  • A Council that delivers for Nottingham with a clear direction and purpose – a clear vision and purpose will guide the transformation of the organisation, its budget strategy, workforce development, and future priorities for the city and its residents; and clearly explain how the council will deliver, enable and influence others to achieve those priorities.
  • A Council that is financially sustainable – The Council needs to ‘live within its means’ and be able to deliver a balanced budget and sustainable financial plan. This will be attained through the delivery of credible savings plans, robust financial management, improved commercial practice, and a programme of capital assets disposal.
  • A Council that is well run with effective people, processes and systems – The Council will continue to modernise how it operates and improve its productivity and operational efficiency so it can deliver to the best of its ability. This includes strengthening governance, making sure roles and responsibilities are clearly understood, and looking at how service delivery is supported and enabled by business processes and systems.

The Council’s Leader, Cllr Neghat Khan said that the authority will always work hard for the people it serves and strive to provide the best services but that in recent years, this has become increasingly challenging.

She said: “We no longer have the money to deliver all the services people want or to support them in the way we would like; demand is overwhelming us; and the landscape in which we operate is changing and we have sometimes been slow to adapt to deliver services in different ways or by working with partners.

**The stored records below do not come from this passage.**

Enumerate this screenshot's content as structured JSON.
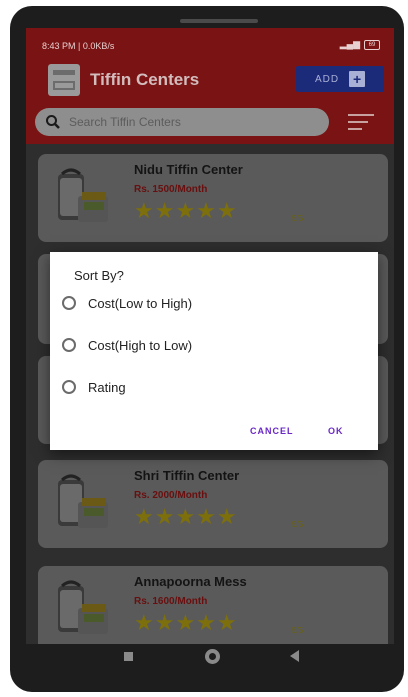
{
  "status_bar": {
    "time_speed": "8:43 PM | 0.0KB/s",
    "battery": "69"
  },
  "app_bar": {
    "title": "Tiffin Centers",
    "add_label": "ADD",
    "add_icon": "plus-icon"
  },
  "search": {
    "placeholder": "Search Tiffin Centers",
    "icon": "search-icon",
    "filter_icon": "sort-icon"
  },
  "centers": [
    {
      "name": "Nidu Tiffin Center",
      "price": "Rs. 1500/Month",
      "stars": "★★★★★",
      "rating": "5/5"
    },
    {
      "name": "Shri Tiffin Center",
      "price": "Rs. 2000/Month",
      "stars": "★★★★★",
      "rating": "5/5"
    },
    {
      "name": "Annapoorna Mess",
      "price": "Rs. 1600/Month",
      "stars": "★★★★★",
      "rating": "5/5"
    }
  ],
  "dialog": {
    "title": "Sort By?",
    "options": [
      "Cost(Low to High)",
      "Cost(High to Low)",
      "Rating"
    ],
    "cancel": "CANCEL",
    "ok": "OK"
  },
  "colors": {
    "header": "#d32f2f",
    "add_button": "#3f51b5",
    "star": "#ffd600",
    "price": "#c62828",
    "dialog_button": "#6a28c6"
  }
}
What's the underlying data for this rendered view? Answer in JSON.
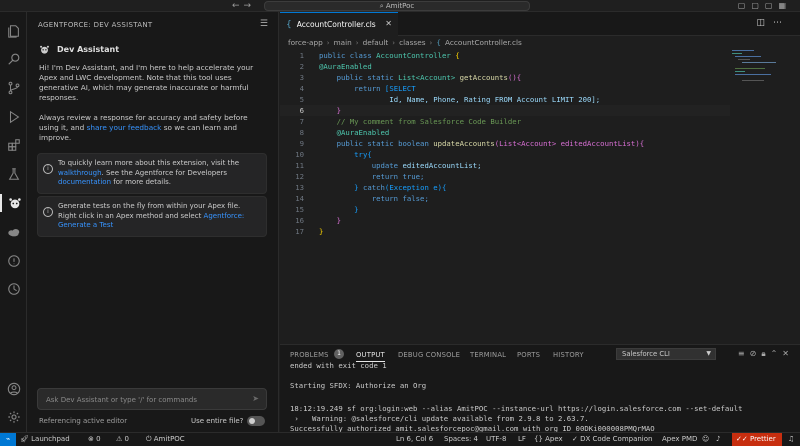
{
  "titlebar": {
    "search_text": "AmitPoc"
  },
  "sidebar": {
    "header": "AGENTFORCE: DEV ASSISTANT",
    "assistant_name": "Dev Assistant",
    "intro": "Hi! I'm Dev Assistant, and I'm here to help accelerate your Apex and LWC development. Note that this tool uses generative AI, which may generate inaccurate or harmful responses.",
    "review_before": "Always review a response for accuracy and safety before using it, and ",
    "review_link": "share your feedback",
    "review_after": " so we can learn and improve.",
    "card1_before": "To quickly learn more about this extension, visit the ",
    "card1_link1": "walkthrough",
    "card1_middle": ". See the Agentforce for Developers ",
    "card1_link2": "documentation",
    "card1_after": " for more details.",
    "card2_text": "Generate tests on the fly from within your Apex file. Right click in an Apex method and select ",
    "card2_link": "Agentforce: Generate a Test",
    "chat_placeholder": "Ask Dev Assistant or type '/' for commands",
    "ref_label": "Referencing active editor",
    "entire_file_label": "Use entire file?"
  },
  "editor": {
    "tab_label": "AccountController.cls",
    "breadcrumb": [
      "force-app",
      "main",
      "default",
      "classes",
      "AccountController.cls"
    ],
    "current_line": 6,
    "lines": [
      {
        "n": "1"
      },
      {
        "n": "2"
      },
      {
        "n": "3"
      },
      {
        "n": "4"
      },
      {
        "n": "5"
      },
      {
        "n": "6"
      },
      {
        "n": "7"
      },
      {
        "n": "8"
      },
      {
        "n": "9"
      },
      {
        "n": "10"
      },
      {
        "n": "11"
      },
      {
        "n": "12"
      },
      {
        "n": "13"
      },
      {
        "n": "14"
      },
      {
        "n": "15"
      },
      {
        "n": "16"
      },
      {
        "n": "17"
      }
    ],
    "code": {
      "l1_kw": "public class ",
      "l1_cls": "AccountController",
      "l1_brace": " {",
      "l2": "@AuraEnabled",
      "l3_kw": "public static ",
      "l3_type": "List",
      "l3_gen": "<Account>",
      "l3_fn": " getAccounts",
      "l3_rest": "(){",
      "l4_kw": "return ",
      "l4_rest": "[SELECT",
      "l5": "Id, Name, Phone, Rating FROM Account LIMIT 200];",
      "l6": "}",
      "l7": "// My comment from Salesforce Code Builder",
      "l8": "@AuraEnabled",
      "l9_kw": "public static boolean ",
      "l9_fn": "updateAccounts",
      "l9_rest": "(List<Account> editedAccountList){",
      "l10": "try{",
      "l11_kw": "update ",
      "l11_rest": "editedAccountList;",
      "l12_kw": "return ",
      "l12_rest": "true;",
      "l13_brace": "} ",
      "l13_kw": "catch",
      "l13_rest": "(Exception e){",
      "l14_kw": "return ",
      "l14_rest": "false;",
      "l15": "}",
      "l16": "}",
      "l17": "}"
    }
  },
  "panel": {
    "tabs": [
      "PROBLEMS",
      "OUTPUT",
      "DEBUG CONSOLE",
      "TERMINAL",
      "PORTS",
      "HISTORY"
    ],
    "problems_count": "1",
    "output_channel": "Salesforce CLI",
    "lines": [
      "ended with exit code 1",
      "",
      "Starting SFDX: Authorize an Org",
      "",
      "18:12:19.249 sf org:login:web --alias AmitPOC --instance-url https://login.salesforce.com --set-default",
      " ›   Warning: @salesforce/cli update available from 2.9.8 to 2.63.7.",
      "Successfully authorized amit.salesforcepoc@gmail.com with org ID 00DKi000008PMQrMAO"
    ]
  },
  "statusbar": {
    "launchpad": "Launchpad",
    "sync_count": "0",
    "warn_count": "0",
    "org": "AmitPOC",
    "position": "Ln 6, Col 6",
    "spaces": "Spaces: 4",
    "encoding": "UTF-8",
    "eol": "LF",
    "language": "Apex",
    "companion": "DX Code Companion",
    "pmd": "Apex PMD",
    "prettier": "Prettier"
  },
  "colors": {
    "accent": "#0078d4",
    "prettier": "#c72e0f",
    "link": "#3794ff"
  }
}
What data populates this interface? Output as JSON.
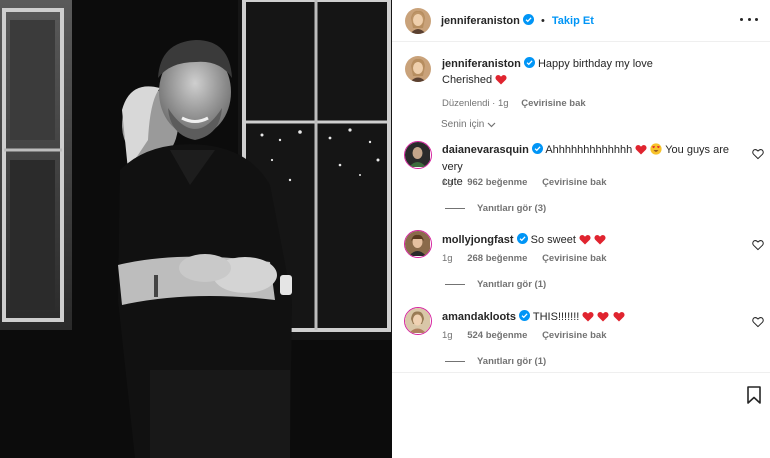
{
  "post_author": {
    "username": "jenniferaniston",
    "follow_label": "Takip Et",
    "separator": "•"
  },
  "caption": {
    "username": "jenniferaniston",
    "text_line1": "Happy birthday my love",
    "text_line2": "Cherished",
    "edited": "Düzenlendi",
    "age": "1g",
    "translate": "Çevirisine bak"
  },
  "sort_filter": {
    "label": "Senin için"
  },
  "comments": [
    {
      "username": "daianevarasquin",
      "text_a": "Ahhhhhhhhhhhhh",
      "text_b": "You guys are very",
      "text_c": "cute",
      "age": "1g",
      "likes": "962 beğenme",
      "translate": "Çevirisine bak",
      "replies": "Yanıtları gör (3)"
    },
    {
      "username": "mollyjongfast",
      "text_a": "So sweet",
      "age": "1g",
      "likes": "268 beğenme",
      "translate": "Çevirisine bak",
      "replies": "Yanıtları gör (1)"
    },
    {
      "username": "amandakloots",
      "text_a": "THIS!!!!!!!",
      "age": "1g",
      "likes": "524 beğenme",
      "translate": "Çevirisine bak",
      "replies": "Yanıtları gör (1)"
    }
  ],
  "colors": {
    "accent": "#0095f6",
    "verified": "#0095f6",
    "heart": "#e0242f",
    "muted": "#737373",
    "text": "#262626"
  },
  "icons": {
    "more": "more-options-icon",
    "bookmark": "bookmark-icon",
    "like": "heart-outline-icon",
    "verified": "verified-badge-icon"
  }
}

“We are clear that we must change – and accept that we must do this quickly. Put simply: the next three years will make or break the council. That is why we have drawn up our Improvement Plan: a roadmap that recognises the urgency of the task ahead and sets out how we can move from crisis to stability, to get back on track to deliver for the people of Nottingham.

“This won’t be easy. There are services we currently provide that we will have to reduce; there are other services that must change to be more efficient; and there are some things we will simply have to stop doing and look at new ways of working with our partners to deliver them.

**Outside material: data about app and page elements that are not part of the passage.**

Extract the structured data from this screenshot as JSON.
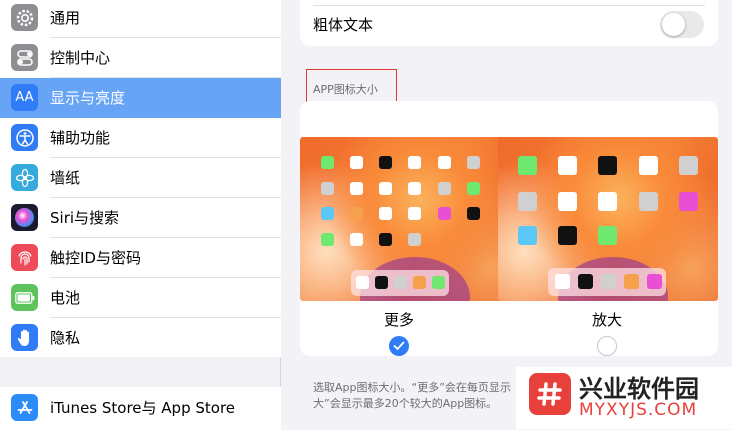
{
  "sidebar": {
    "items": [
      {
        "label": "通用",
        "icon": "gear-icon",
        "color": "#8e8e93"
      },
      {
        "label": "控制中心",
        "icon": "toggles-icon",
        "color": "#8e8e93"
      },
      {
        "label": "显示与亮度",
        "icon": "text-size-icon",
        "color": "#2f7cf6",
        "icon_text": "AA"
      },
      {
        "label": "辅助功能",
        "icon": "accessibility-icon",
        "color": "#2f7cf6"
      },
      {
        "label": "墙纸",
        "icon": "flower-icon",
        "color": "#35aadc"
      },
      {
        "label": "Siri与搜索",
        "icon": "siri-icon",
        "color": "#1b1b2f"
      },
      {
        "label": "触控ID与密码",
        "icon": "fingerprint-icon",
        "color": "#ee4b58"
      },
      {
        "label": "电池",
        "icon": "battery-icon",
        "color": "#5dc45d"
      },
      {
        "label": "隐私",
        "icon": "hand-icon",
        "color": "#2f7cf6"
      }
    ],
    "store_item": {
      "label": "iTunes Store与 App Store",
      "icon": "app-store-icon",
      "color": "#2b8cf7"
    }
  },
  "main": {
    "bold_text_label": "粗体文本",
    "bold_text_on": false,
    "section_header": "APP图标大小",
    "options": [
      {
        "label": "更多",
        "selected": true
      },
      {
        "label": "放大",
        "selected": false
      }
    ],
    "footer": "选取App图标大小。“更多”会在每页显示",
    "footer_line2": "大”会显示最多20个较大的App图标。"
  },
  "watermark": {
    "title": "兴业软件园",
    "url": "MYXYJS.COM",
    "color": "#e8403a"
  },
  "accent": "#2f7cf6"
}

“Our Improvement Plan recognises that we must learn from the mistakes of the past and overcome the barriers that have slowed our improvement progress.

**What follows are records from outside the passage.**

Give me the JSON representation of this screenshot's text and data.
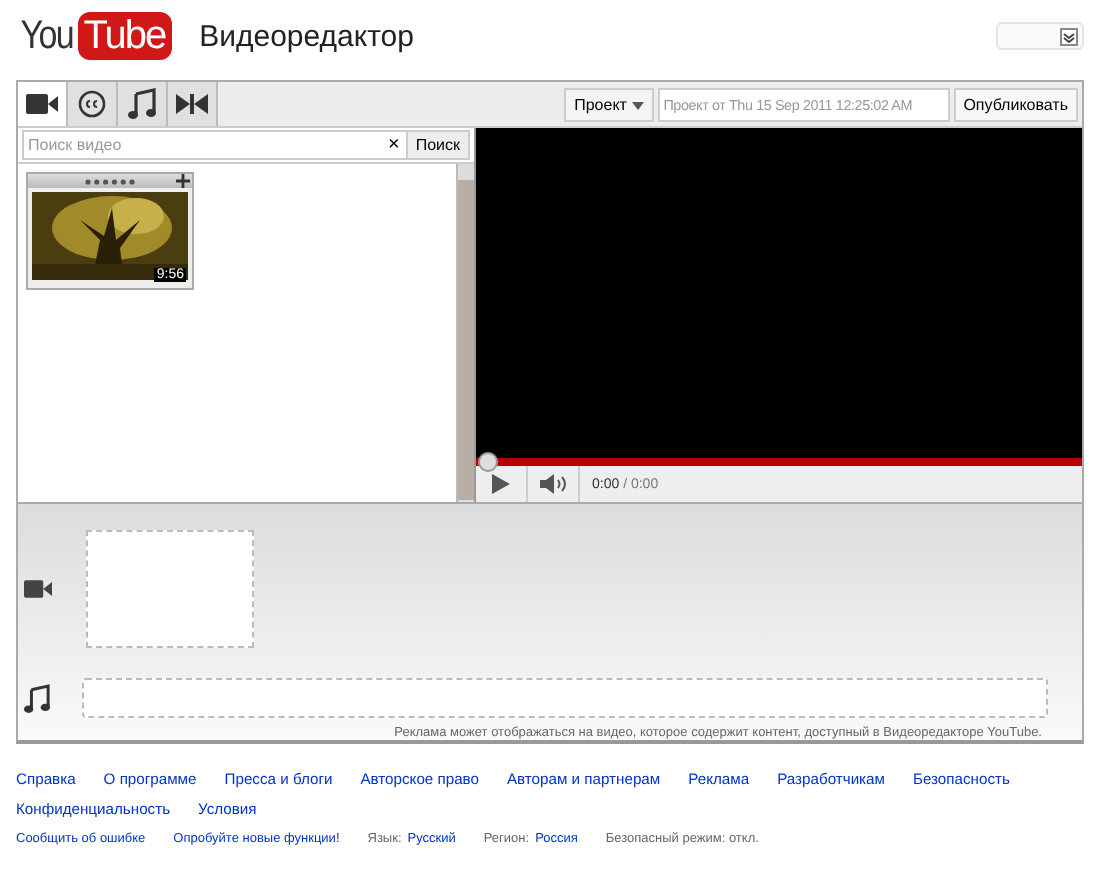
{
  "header": {
    "logo": {
      "you": "You",
      "tube": "Tube"
    },
    "title": "Видеоредактор"
  },
  "tabs": [
    {
      "kind": "camera",
      "selected": true
    },
    {
      "kind": "captions",
      "selected": false
    },
    {
      "kind": "music",
      "selected": false
    },
    {
      "kind": "transition",
      "selected": false
    }
  ],
  "project": {
    "menu": "Проект",
    "placeholder": "Проект от Thu 15 Sep 2011 12:25:02 AM",
    "publish": "Опубликовать"
  },
  "search": {
    "placeholder": "Поиск видео",
    "clear": "×",
    "button": "Поиск"
  },
  "clips": [
    {
      "duration": "9:56"
    }
  ],
  "player": {
    "level": 1,
    "time": "0:00",
    "total": "/ 0:00"
  },
  "timeline": {
    "notice": "Реклама может отображаться на видео, которое содержит контент, доступный в Видеоредакторе YouTube."
  },
  "footer": {
    "links": [
      "Справка",
      "О программе",
      "Пресса и блоги",
      "Авторское право",
      "Авторам и партнерам",
      "Реклама",
      "Разработчикам",
      "Безопасность",
      "Конфиденциальность",
      "Условия"
    ],
    "bottom": [
      {
        "kind": "link",
        "text": "Сообщить об ошибке"
      },
      {
        "kind": "link",
        "text": "Опробуйте новые функции!"
      },
      {
        "kind": "setting",
        "label": "Язык:",
        "value": "Русский"
      },
      {
        "kind": "setting",
        "label": "Регион:",
        "value": "Россия"
      },
      {
        "kind": "plain",
        "text": "Безопасный режим: откл."
      }
    ]
  }
}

“We are confident in our ability to implement the actions in this plan with the necessary urgency and pace. We believe that we can build a sustainable and resilient council and work towards a brighter future for Nottingham.”

Tony McArdle, who leads the team of Commissioners which also includes Commissioner for Finance, Margaret Lee, and Commissioner for Transformation, Sharon Kemp, said: “In setting out the reasons for our appointment as Commissioners, the Secretary of State identified a series of failings that we were tasked with addressing. We have worked closely with the Council as it has developed its Improvement Plan, being clear what we require the Council must achieve by February 2026. 

“We believe the Council’s Improvement Plan is an effective response to the challenge we have set and includes a comprehensive set of measures which represent a real commitment to change. However, we need to be clear that the Plan absolutely has to be delivered. If it isn’t, the issues currently faced by the council will remain. 

The Council’s Chief Executive, Mel Barrett, said: “The Commissioners have been clear about what the Council needs to do in the next phase of its improvement journey. Our Improvement Plan sets out how we will deliver the requirements and expectations set by the Commissioners.  Of course, challenges will remain and indeed new ones will emerge but I am confident that the Council will continue to move forwards and make progress so it can serve the city in the most economical, efficient and effective way.”